:: PROBLEM STATEMENT ::
Your copy of the data should match it exactly, except that the pictures are gone.

▼

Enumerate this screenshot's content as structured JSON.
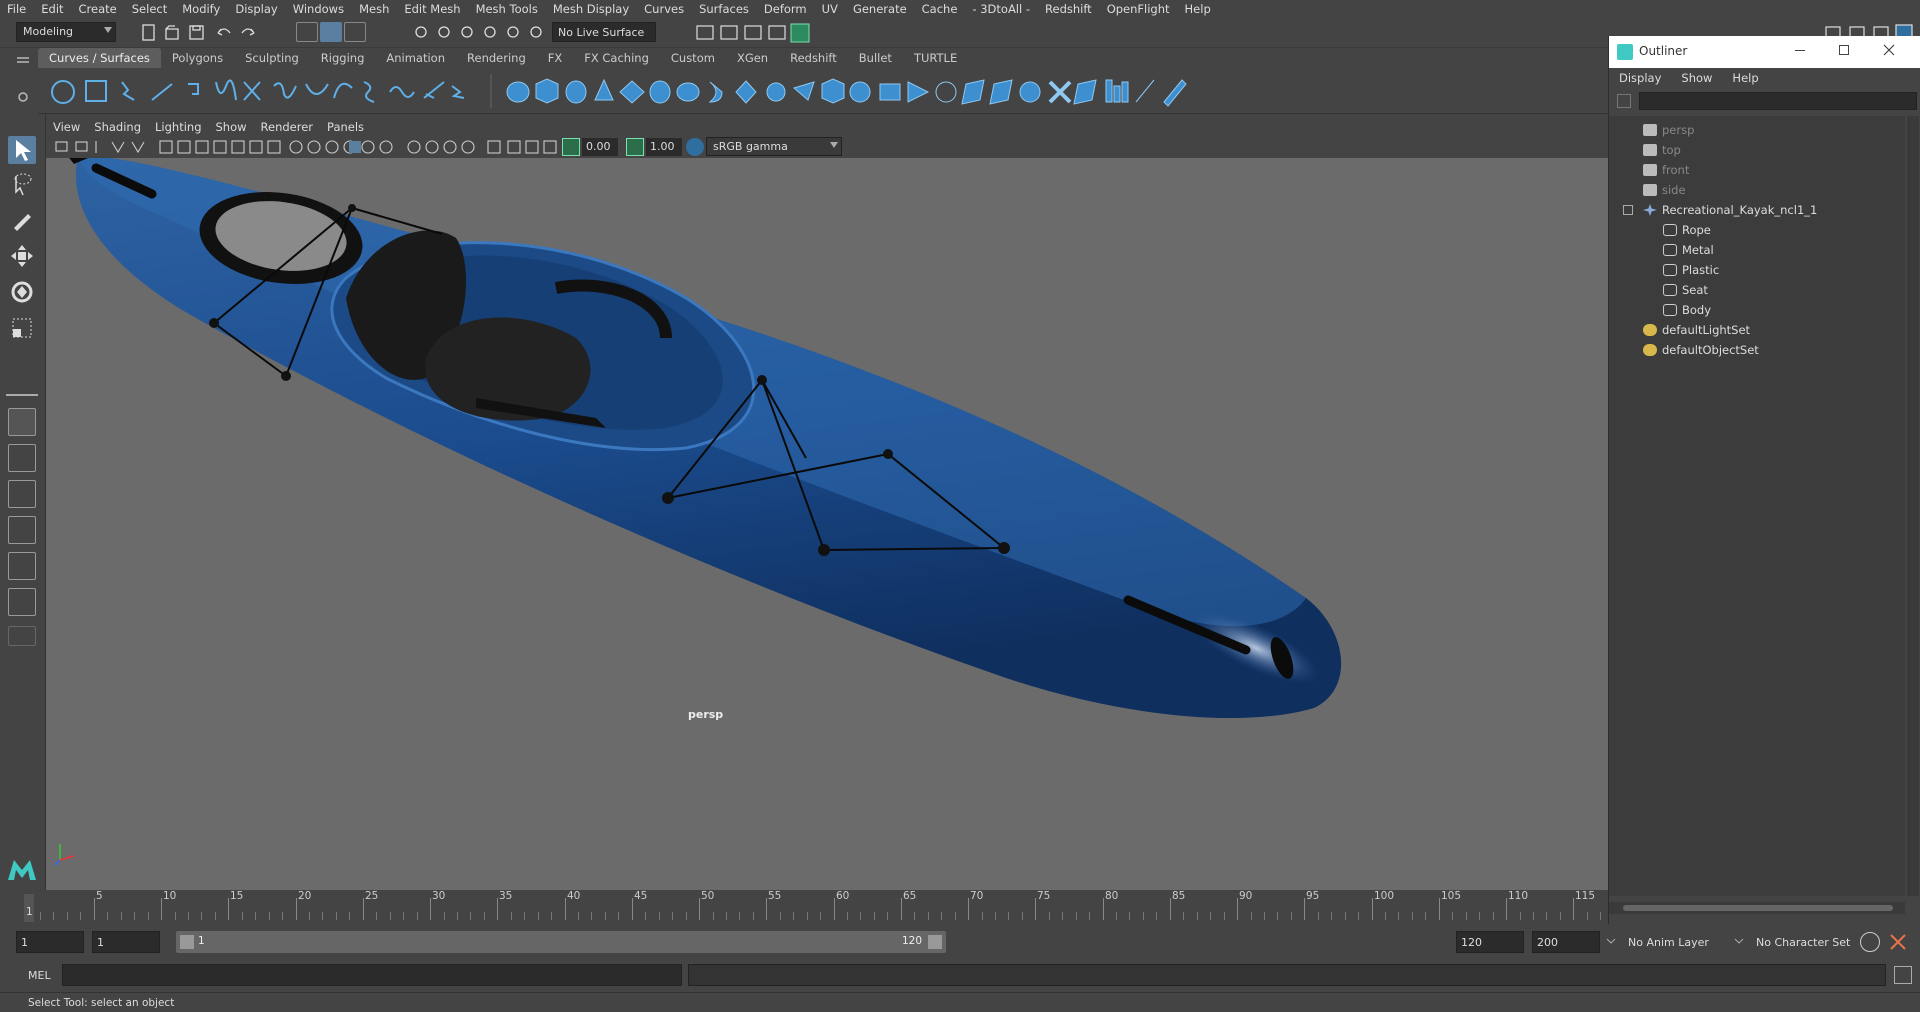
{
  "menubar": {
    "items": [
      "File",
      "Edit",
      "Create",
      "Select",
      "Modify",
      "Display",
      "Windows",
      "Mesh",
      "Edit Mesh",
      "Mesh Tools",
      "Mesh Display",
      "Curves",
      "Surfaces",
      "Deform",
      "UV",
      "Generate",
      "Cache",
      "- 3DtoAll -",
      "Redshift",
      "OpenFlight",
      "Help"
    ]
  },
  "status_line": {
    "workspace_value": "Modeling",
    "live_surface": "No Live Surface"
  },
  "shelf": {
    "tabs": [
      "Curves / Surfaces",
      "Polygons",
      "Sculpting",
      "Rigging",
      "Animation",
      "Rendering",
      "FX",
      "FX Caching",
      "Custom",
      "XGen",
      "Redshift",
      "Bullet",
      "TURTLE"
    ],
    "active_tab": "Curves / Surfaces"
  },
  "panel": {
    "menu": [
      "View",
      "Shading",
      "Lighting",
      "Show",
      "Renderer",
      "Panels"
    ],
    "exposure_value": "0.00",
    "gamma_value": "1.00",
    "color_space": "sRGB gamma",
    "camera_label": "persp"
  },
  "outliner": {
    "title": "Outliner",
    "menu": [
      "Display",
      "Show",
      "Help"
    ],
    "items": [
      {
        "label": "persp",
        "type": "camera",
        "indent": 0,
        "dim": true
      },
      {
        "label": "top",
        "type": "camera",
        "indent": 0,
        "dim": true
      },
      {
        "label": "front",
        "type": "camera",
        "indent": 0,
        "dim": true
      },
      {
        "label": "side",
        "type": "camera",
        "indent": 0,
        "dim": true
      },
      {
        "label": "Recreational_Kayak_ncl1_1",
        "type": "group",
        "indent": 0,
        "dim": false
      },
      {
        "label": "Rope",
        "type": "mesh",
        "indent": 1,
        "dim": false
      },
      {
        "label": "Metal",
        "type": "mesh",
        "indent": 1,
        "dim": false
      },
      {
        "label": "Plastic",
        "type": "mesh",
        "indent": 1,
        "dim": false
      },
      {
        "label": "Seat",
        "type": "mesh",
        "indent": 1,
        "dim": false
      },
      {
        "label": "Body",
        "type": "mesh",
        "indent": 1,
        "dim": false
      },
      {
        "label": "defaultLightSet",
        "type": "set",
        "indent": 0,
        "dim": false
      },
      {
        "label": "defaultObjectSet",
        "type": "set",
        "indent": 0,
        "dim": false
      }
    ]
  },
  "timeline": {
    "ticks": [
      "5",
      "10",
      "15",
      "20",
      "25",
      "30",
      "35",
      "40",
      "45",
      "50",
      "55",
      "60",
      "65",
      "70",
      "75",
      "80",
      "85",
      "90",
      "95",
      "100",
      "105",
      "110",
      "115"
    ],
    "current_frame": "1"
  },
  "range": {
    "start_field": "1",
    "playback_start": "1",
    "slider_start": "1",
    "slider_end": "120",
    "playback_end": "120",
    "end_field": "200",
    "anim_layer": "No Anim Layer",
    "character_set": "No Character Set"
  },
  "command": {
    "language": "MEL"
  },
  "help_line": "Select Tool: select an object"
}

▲

:: ANSWER TO THE EXERCISE ::
Enumerate this screenshot's content as structured JSON.
{
  "menubar": {
    "items": [
      "File",
      "Edit",
      "Create",
      "Select",
      "Modify",
      "Display",
      "Windows",
      "Mesh",
      "Edit Mesh",
      "Mesh Tools",
      "Mesh Display",
      "Curves",
      "Surfaces",
      "Deform",
      "UV",
      "Generate",
      "Cache",
      "- 3DtoAll -",
      "Redshift",
      "OpenFlight",
      "Help"
    ]
  },
  "status_line": {
    "workspace_value": "Modeling",
    "live_surface": "No Live Surface"
  },
  "shelf": {
    "tabs": [
      "Curves / Surfaces",
      "Polygons",
      "Sculpting",
      "Rigging",
      "Animation",
      "Rendering",
      "FX",
      "FX Caching",
      "Custom",
      "XGen",
      "Redshift",
      "Bullet",
      "TURTLE"
    ],
    "active_tab": "Curves / Surfaces"
  },
  "panel": {
    "menu": [
      "View",
      "Shading",
      "Lighting",
      "Show",
      "Renderer",
      "Panels"
    ],
    "exposure_value": "0.00",
    "gamma_value": "1.00",
    "color_space": "sRGB gamma",
    "camera_label": "persp"
  },
  "outliner": {
    "title": "Outliner",
    "menu": [
      "Display",
      "Show",
      "Help"
    ],
    "items": [
      {
        "label": "persp",
        "type": "camera",
        "indent": 0,
        "dim": true
      },
      {
        "label": "top",
        "type": "camera",
        "indent": 0,
        "dim": true
      },
      {
        "label": "front",
        "type": "camera",
        "indent": 0,
        "dim": true
      },
      {
        "label": "side",
        "type": "camera",
        "indent": 0,
        "dim": true
      },
      {
        "label": "Recreational_Kayak_ncl1_1",
        "type": "group",
        "indent": 0,
        "dim": false
      },
      {
        "label": "Rope",
        "type": "mesh",
        "indent": 1,
        "dim": false
      },
      {
        "label": "Metal",
        "type": "mesh",
        "indent": 1,
        "dim": false
      },
      {
        "label": "Plastic",
        "type": "mesh",
        "indent": 1,
        "dim": false
      },
      {
        "label": "Seat",
        "type": "mesh",
        "indent": 1,
        "dim": false
      },
      {
        "label": "Body",
        "type": "mesh",
        "indent": 1,
        "dim": false
      },
      {
        "label": "defaultLightSet",
        "type": "set",
        "indent": 0,
        "dim": false
      },
      {
        "label": "defaultObjectSet",
        "type": "set",
        "indent": 0,
        "dim": false
      }
    ]
  },
  "timeline": {
    "ticks": [
      "5",
      "10",
      "15",
      "20",
      "25",
      "30",
      "35",
      "40",
      "45",
      "50",
      "55",
      "60",
      "65",
      "70",
      "75",
      "80",
      "85",
      "90",
      "95",
      "100",
      "105",
      "110",
      "115"
    ],
    "current_frame": "1"
  },
  "range": {
    "start_field": "1",
    "playback_start": "1",
    "slider_start": "1",
    "slider_end": "120",
    "playback_end": "120",
    "end_field": "200",
    "anim_layer": "No Anim Layer",
    "character_set": "No Character Set"
  },
  "command": {
    "language": "MEL"
  },
  "help_line": "Select Tool: select an object"
}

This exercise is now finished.